We are see the difference in what a church is to a person by the way a person responds to conflict. If people are willing to talk to one another and to sort out conflict; if they are willing to find a way to understand or at least forgive one another, then the church is a karass for them. If they leave the church when conflict arises. If they run away, odds are the church was a granfalloon.
Any church can be a karass. Any church can be the Body of Christ. If we are willing to show respect and talk to one another in times of conflict, we might just discover the presence of Christ himself. If we avoid a chance to resolve difficulties, we may miss Jesus altogether.
Peace to you,
“A BRIEF HISTORY OF THE PRESBYTERIAN CHURCH”
The Presbyterian Church was an unexpected offspring of a religious movement called “The Reformation.” Two of the leading Reformers of the time, Martin Luther (1483-1546) and John Calvin (1509-1564), had no intention of forming a new church, at least not initially. Their desire was to reform the present day Catholic Church, to purge the Church of corruptions and set it more in line with the traditions and theology of Scripture and of the early church. The Reformers became known as “Protestants” because their requests for change sounded more and more like protests.
The Presbyterian Church is one of several churches that can trace their origins to the Reformation. Presbyterians get their name from the Greek word “presbuteros” which means “elder.” The term refers to the system, in apostolic times, of choosing leaders from among the wisest members of the church. A prominent doctrine of the Reformation was “the priesthood of all believers.” Reformed churches designed themselves in ways that gave more power to the congregation. The Presbyterians established a representative system where elders, presbyters and commissioners were elected.
The French organized the first congregation in 1555 and the French Huguenots were one of the first Presbyterians to reach America, followed closely by the English, Dutch, German, Irish and Scottish. In 1706 the first American presbytery was formed in Philadelphia and soon after the Synod of Philadelphia in 1716. 1789 marked the First General Assembly in Philadelphia.
The Church grew and diversified as it headed westward. By 1800 there were 20,000 members. In another thirty-seven years, there were 220,000. With the growth in numbers came an increase of conflict, separation and sometimes reunion. “Old School” and “New School” divisions plagued Presbyterians for years. The most infamous of issues was slavery. The Civil War severely divided the Church.
The next 120 years saw movements toward reunification. In 1958 the Presbyterian Church in the United States of America (PCUSA) and the United Presbyterian Church of North America merged to form the Presbyterian Church in the United States of American (UPCUSA). In 1983 the two largest Presbyterian Churches united at the Atlanta General Assembly (G.A.): the southern-based Presbyterian Church in the United States (PCUS) and the northern-based (UPCUSA). In 1985 the G.A. approved a seal for the new Church. There are some powerful images in the symbol which reveal what is important to us as Presbyterians. Today there are about 2,000,000 members of the Presbyterian Church (U.S.A), the largest of the mainline Presbyterian denominations.
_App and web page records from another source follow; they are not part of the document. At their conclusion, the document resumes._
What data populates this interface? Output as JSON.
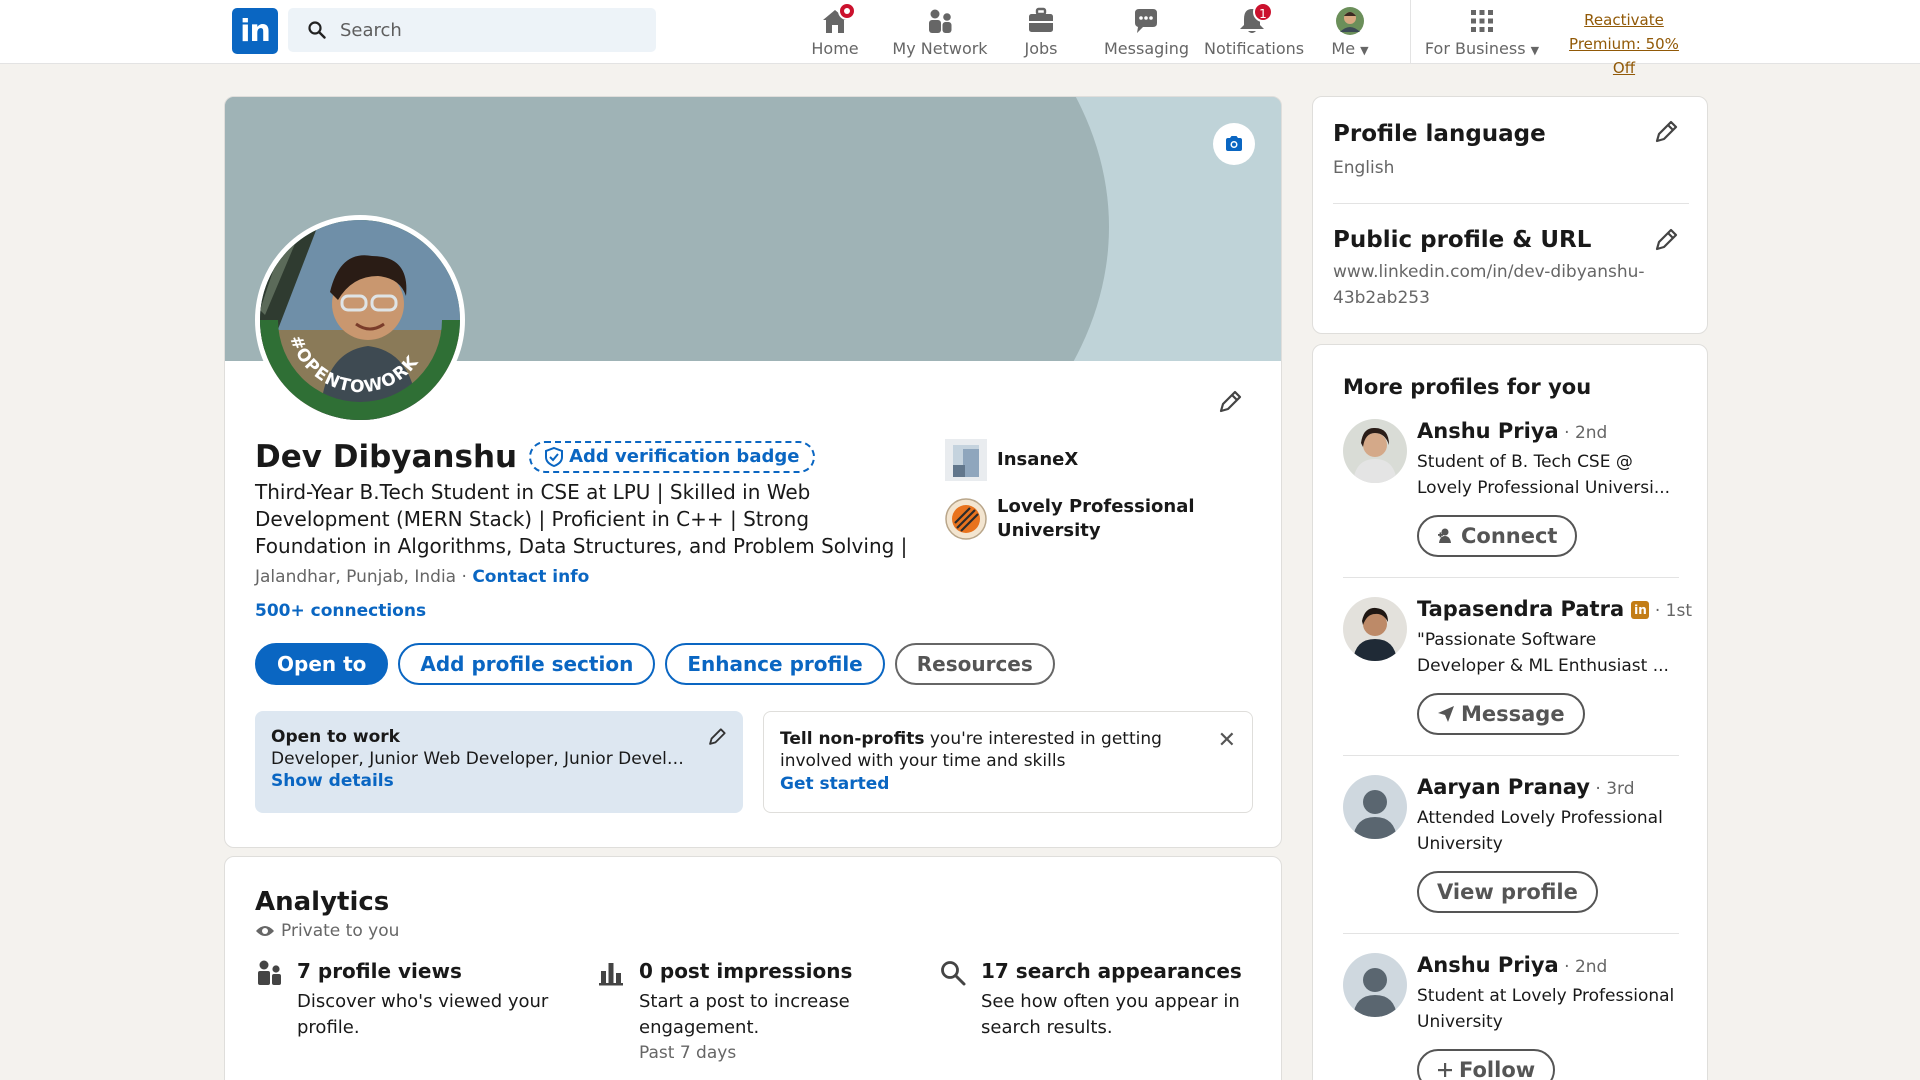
{
  "nav": {
    "logo_text": "in",
    "search_placeholder": "Search",
    "items": [
      {
        "label": "Home",
        "icon": "home-icon",
        "badge": "dot"
      },
      {
        "label": "My Network",
        "icon": "network-icon"
      },
      {
        "label": "Jobs",
        "icon": "briefcase-icon"
      },
      {
        "label": "Messaging",
        "icon": "messaging-icon"
      },
      {
        "label": "Notifications",
        "icon": "bell-icon",
        "badge": "1"
      },
      {
        "label": "Me",
        "icon": "avatar-icon"
      },
      {
        "label": "For Business",
        "icon": "grid-icon"
      }
    ],
    "premium_line1": "Reactivate",
    "premium_line2": "Premium: 50% Off"
  },
  "profile": {
    "name": "Dev Dibyanshu",
    "verification_label": "Add verification badge",
    "avatar_frame_text": "#OPENTOWORK",
    "headline": "Third-Year B.Tech Student in CSE at LPU | Skilled in Web Development (MERN Stack) | Proficient in C++ | Strong Foundation in Algorithms, Data Structures, and Problem Solving |",
    "location": "Jalandhar, Punjab, India",
    "location_sep": " · ",
    "contact_label": "Contact info",
    "connections": "500+ connections",
    "experience": [
      {
        "name": "InsaneX"
      },
      {
        "name": "Lovely Professional University"
      }
    ],
    "actions": {
      "open_to": "Open to",
      "add_section": "Add profile section",
      "enhance": "Enhance profile",
      "resources": "Resources"
    },
    "open_to_work": {
      "title": "Open to work",
      "roles": "Developer, Junior Web Developer, Junior Develo...",
      "link": "Show details"
    },
    "nonprofit": {
      "bold": "Tell non-profits",
      "rest": " you're interested in getting involved with your time and skills",
      "link": "Get started"
    }
  },
  "analytics": {
    "title": "Analytics",
    "privacy": "Private to you",
    "metrics": [
      {
        "title": "7 profile views",
        "desc": "Discover who's viewed your profile.",
        "icon": "people-icon"
      },
      {
        "title": "0 post impressions",
        "desc": "Start a post to increase engagement.",
        "period": "Past 7 days",
        "icon": "bar-chart-icon"
      },
      {
        "title": "17 search appearances",
        "desc": "See how often you appear in search results.",
        "icon": "search-icon"
      }
    ]
  },
  "sidebar": {
    "language_title": "Profile language",
    "language_value": "English",
    "url_title": "Public profile & URL",
    "url_value": "www.linkedin.com/in/dev-dibyanshu-43b2ab253",
    "more_title": "More profiles for you",
    "people": [
      {
        "name": "Anshu Priya",
        "degree": " · 2nd",
        "desc": "Student of B. Tech CSE @ Lovely Professional Universi...",
        "action": "Connect",
        "action_icon": "add-person-icon"
      },
      {
        "name": "Tapasendra Patra",
        "degree": " · 1st",
        "desc": "\"Passionate Software Developer & ML Enthusiast ...",
        "action": "Message",
        "action_icon": "send-icon"
      },
      {
        "name": "Aaryan Pranay",
        "degree": " · 3rd",
        "desc": "Attended Lovely Professional University",
        "action": "View profile"
      },
      {
        "name": "Anshu Priya",
        "degree": " · 2nd",
        "desc": "Student at Lovely Professional University",
        "action": "Follow",
        "action_icon": "plus-icon"
      }
    ]
  },
  "colors": {
    "brand": "#0a66c2",
    "page_bg": "#f4f2ee",
    "badge_red": "#cb112d",
    "premium_gold": "#915907",
    "otw_bg": "#dde7f1"
  }
}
“Unexpected” may seem like a good way to describe the beginnings of the Presbyterian Church. But for Presbyterians it has always been the “providence of God.”
Together in Christ,
Sweet Pea Beauty: "A Lesson about Inner Beauty"
6:30 p.m. - Fellowship Hall
Pizza, Popcorn, Drinks
All are welcome!!